If your nets are empty, and you’re not getting any results, you have to change your methods, location, timing, or something else. Often, communicating with other boats in the area, or watching the birds or the whales, will tell you where the fish are. Nobody who goes out fishing can rely on his or her own efforts alone. You have to be persistent, creative, and connected.
On the other hand, if you get a haul of fish that’s too big, you’re in danger of sinking your boat, if you think you have to land all of them – in this context being selfish is deadly. The abundance is meant for all – and you’re going to need other boats to bring in the harvest. Room at the Inn works because there are so many people sharing the work. Radical abundance may confront us with remarkable urgency and even danger – but we can’t let it push us into responses that destroy the fish. We could house everybody in Charlotte right now if we built really cheap barracks and just opened the door. But people aren’t frozen fish fillets – they don’t just need temperature controlled storage space. Human dignity requires hospitality, and community, and an appreciation of the unique image of God in each person.
The St. Martin’s net started catching fish more than 125 years ago. You started with fry, youngsters in a Sunday school that helped them grow and mature into faithful members of the body. Your net is still catching fish because it reaches out into the community with invitation rather than compulsion. It connects unique human beings and helps them make more life for each and every person. The kingdom of God is indeed coming near. This net is a living organism that will continue to grow, expand, and draw others in, as long as it keeps fishing out there, in that Sea of Galilee. If it ever gets put away in a closet here, the net will dry up and turn to dust. Your task is to keep it wet – and alive!

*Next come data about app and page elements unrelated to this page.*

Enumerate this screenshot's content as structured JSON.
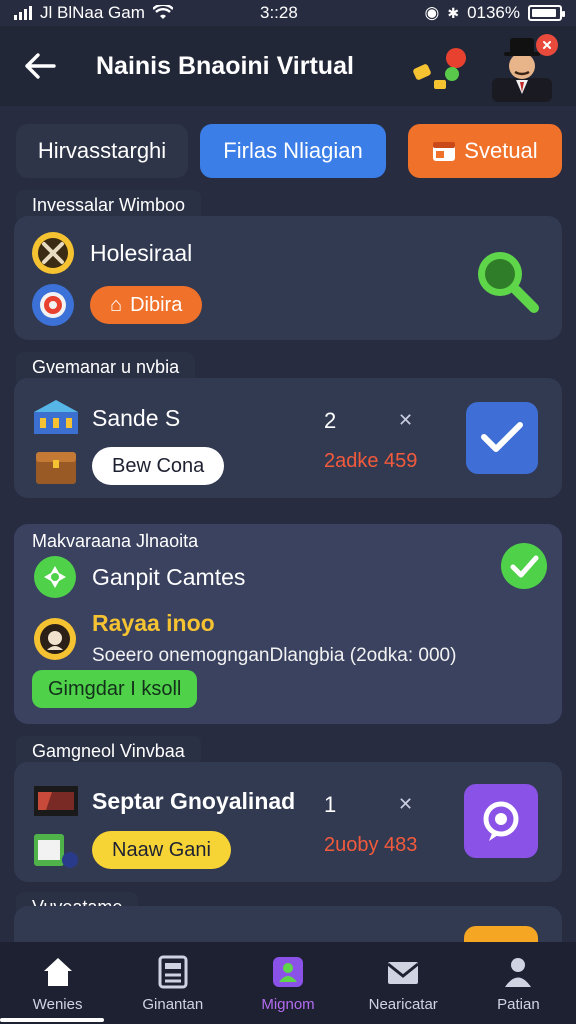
{
  "status_bar": {
    "carrier": "Jl BlNaa Gam",
    "time": "3::28",
    "battery_text": "0136%"
  },
  "header": {
    "title": "Nainis Bnaoini Virtual",
    "back_icon": "arrow-left-icon"
  },
  "tabs": [
    {
      "label": "Hirvasstarghi",
      "color": "#2f3548"
    },
    {
      "label": "Firlas Nliagian",
      "color": "#3b7ee8"
    },
    {
      "label": "Svetual",
      "color": "#f0712a",
      "icon": "calendar-icon"
    }
  ],
  "sections": [
    {
      "label": "Invessalar Wimboo",
      "title": "Holesiraal",
      "pill_label": "Dibira",
      "pill_color": "#f0712a",
      "side_icon": "magnifier-icon"
    },
    {
      "label": "Gvemanar u nvbia",
      "title": "Sande S",
      "count": "2",
      "price": "2adke 459",
      "pill_label": "Bew Cona",
      "pill_color": "#ffffff",
      "side_icon": "check-icon",
      "side_color": "#3f6fd6"
    },
    {
      "label": "Makvaraana Jlnaoita",
      "title": "Ganpit Camtes",
      "subtitle": "Rayaa inoo",
      "detail": "Soeero onemognganDlangbia (2odka: 000)",
      "pill_label": "Gimgdar I ksoll",
      "pill_color": "#4fd24a",
      "badge_icon": "check-circle-icon"
    },
    {
      "label": "Gamgneol Vinvbaa",
      "title": "Septar Gnoyalinad",
      "count": "1",
      "price": "2uoby 483",
      "pill_label": "Naaw Gani",
      "pill_color": "#f7d436",
      "side_icon": "chat-bubble-icon",
      "side_color": "#8a52e6"
    },
    {
      "label": "Vuveatame"
    }
  ],
  "bottom_nav": [
    {
      "label": "Wenies",
      "icon": "home-icon",
      "active": false
    },
    {
      "label": "Ginantan",
      "icon": "calculator-icon",
      "active": false
    },
    {
      "label": "Mignom",
      "icon": "game-icon",
      "active": true
    },
    {
      "label": "Nearicatar",
      "icon": "envelope-icon",
      "active": false
    },
    {
      "label": "Patian",
      "icon": "person-icon",
      "active": false
    }
  ]
}
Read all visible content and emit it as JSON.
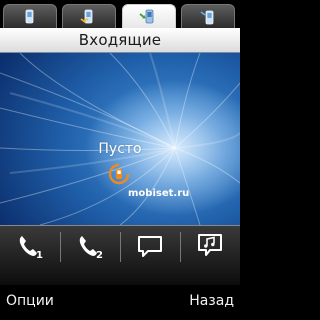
{
  "tabs": [
    {
      "icon": "phone-incoming-icon",
      "active": false
    },
    {
      "icon": "phone-missed-icon",
      "active": false
    },
    {
      "icon": "phone-received-icon",
      "active": true
    },
    {
      "icon": "phone-outgoing-icon",
      "active": false
    }
  ],
  "header": {
    "title": "Входящие"
  },
  "content": {
    "empty_text": "Пусто"
  },
  "watermark": {
    "text": "mobiset.ru"
  },
  "actions": [
    {
      "icon": "call-sim1-icon",
      "sim": "1"
    },
    {
      "icon": "call-sim2-icon",
      "sim": "2"
    },
    {
      "icon": "message-icon"
    },
    {
      "icon": "music-note-icon"
    }
  ],
  "softkeys": {
    "left": "Опции",
    "right": "Назад"
  },
  "colors": {
    "title_bg": "#f4f4f4",
    "wallpaper": "#1f5ea8",
    "accent_orange": "#f08a1c"
  }
}
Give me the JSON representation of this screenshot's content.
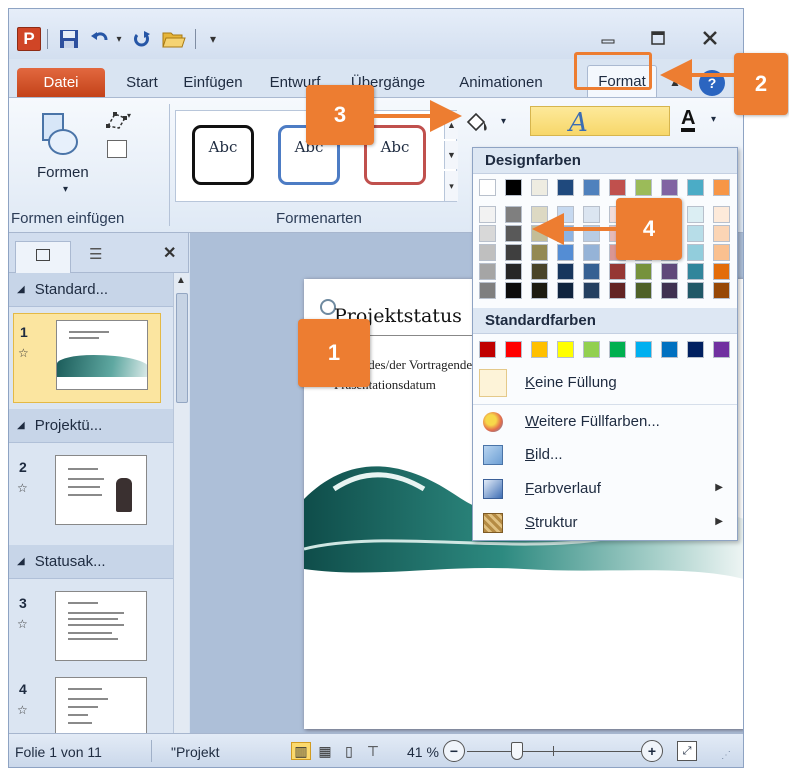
{
  "titlebar": {
    "app_icon_letter": "P",
    "icons": [
      "save-icon",
      "undo-icon",
      "redo-icon",
      "open-folder-icon"
    ],
    "minimize": "▭",
    "maximize": "□",
    "close": "✕"
  },
  "tabs": {
    "file": "Datei",
    "start": "Start",
    "insert": "Einfügen",
    "design": "Entwurf",
    "transitions": "Übergänge",
    "animations": "Animationen",
    "format": "Format"
  },
  "ribbon": {
    "shapes_button": "Formen",
    "group_insert_shapes": "Formen einfügen",
    "group_shape_styles": "Formenarten",
    "style_samples": [
      "Abc",
      "Abc",
      "Abc"
    ]
  },
  "panel": {
    "sections": [
      "Standard...",
      "Projektü...",
      "Statusak..."
    ],
    "slides": [
      {
        "number": "1"
      },
      {
        "number": "2"
      },
      {
        "number": "3"
      },
      {
        "number": "4"
      }
    ]
  },
  "slide": {
    "title": "Projektstatus",
    "presenter": "Name des/der Vortragenden",
    "date": "Präsentationsdatum"
  },
  "dropdown": {
    "design_colors_header": "Designfarben",
    "standard_colors_header": "Standardfarben",
    "theme_top_row": [
      "#FFFFFF",
      "#000000",
      "#EEECE1",
      "#1F497D",
      "#4F81BD",
      "#C0504D",
      "#9BBB59",
      "#8064A2",
      "#4BACC6",
      "#F79646"
    ],
    "theme_shades": [
      [
        "#F2F2F2",
        "#7F7F7F",
        "#DDD9C3",
        "#C6D9F0",
        "#DBE5F1",
        "#F2DCDB",
        "#EBF1DD",
        "#E5E0EC",
        "#DBEEF3",
        "#FDEADA"
      ],
      [
        "#D8D8D8",
        "#595959",
        "#C4BD97",
        "#8DB3E2",
        "#B8CCE4",
        "#E5B9B7",
        "#D7E3BC",
        "#CCC1D9",
        "#B7DDE8",
        "#FBD5B5"
      ],
      [
        "#BFBFBF",
        "#3F3F3F",
        "#938953",
        "#548DD4",
        "#95B3D7",
        "#D99694",
        "#C3D69B",
        "#B2A2C7",
        "#92CDDC",
        "#FAC08F"
      ],
      [
        "#A5A5A5",
        "#262626",
        "#494429",
        "#17365D",
        "#366092",
        "#953734",
        "#76923C",
        "#5F497A",
        "#31859B",
        "#E36C09"
      ],
      [
        "#7F7F7F",
        "#0C0C0C",
        "#1D1B10",
        "#0F243E",
        "#244061",
        "#632423",
        "#4F6128",
        "#3F3151",
        "#205867",
        "#974806"
      ]
    ],
    "standard_colors": [
      "#C00000",
      "#FF0000",
      "#FFC000",
      "#FFFF00",
      "#92D050",
      "#00B050",
      "#00B0F0",
      "#0070C0",
      "#002060",
      "#7030A0"
    ],
    "no_fill": "Keine Füllung",
    "more_colors": "Weitere Füllfarben...",
    "picture": "Bild...",
    "gradient": "Farbverlauf",
    "texture": "Struktur"
  },
  "statusbar": {
    "slide_info": "Folie 1 von 11",
    "theme": "\"Projekt",
    "zoom": "41 %"
  },
  "callouts": {
    "one": "1",
    "two": "2",
    "three": "3",
    "four": "4"
  },
  "colors": {
    "callout": "#ED7D31",
    "file_tab": "#C94A1F",
    "selected_slide": "#FBE5A0"
  }
}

If you do that, you’ll still be here in another 125 years. There will be challenges in the years ahead, as there always are. When all else fails, go fishing!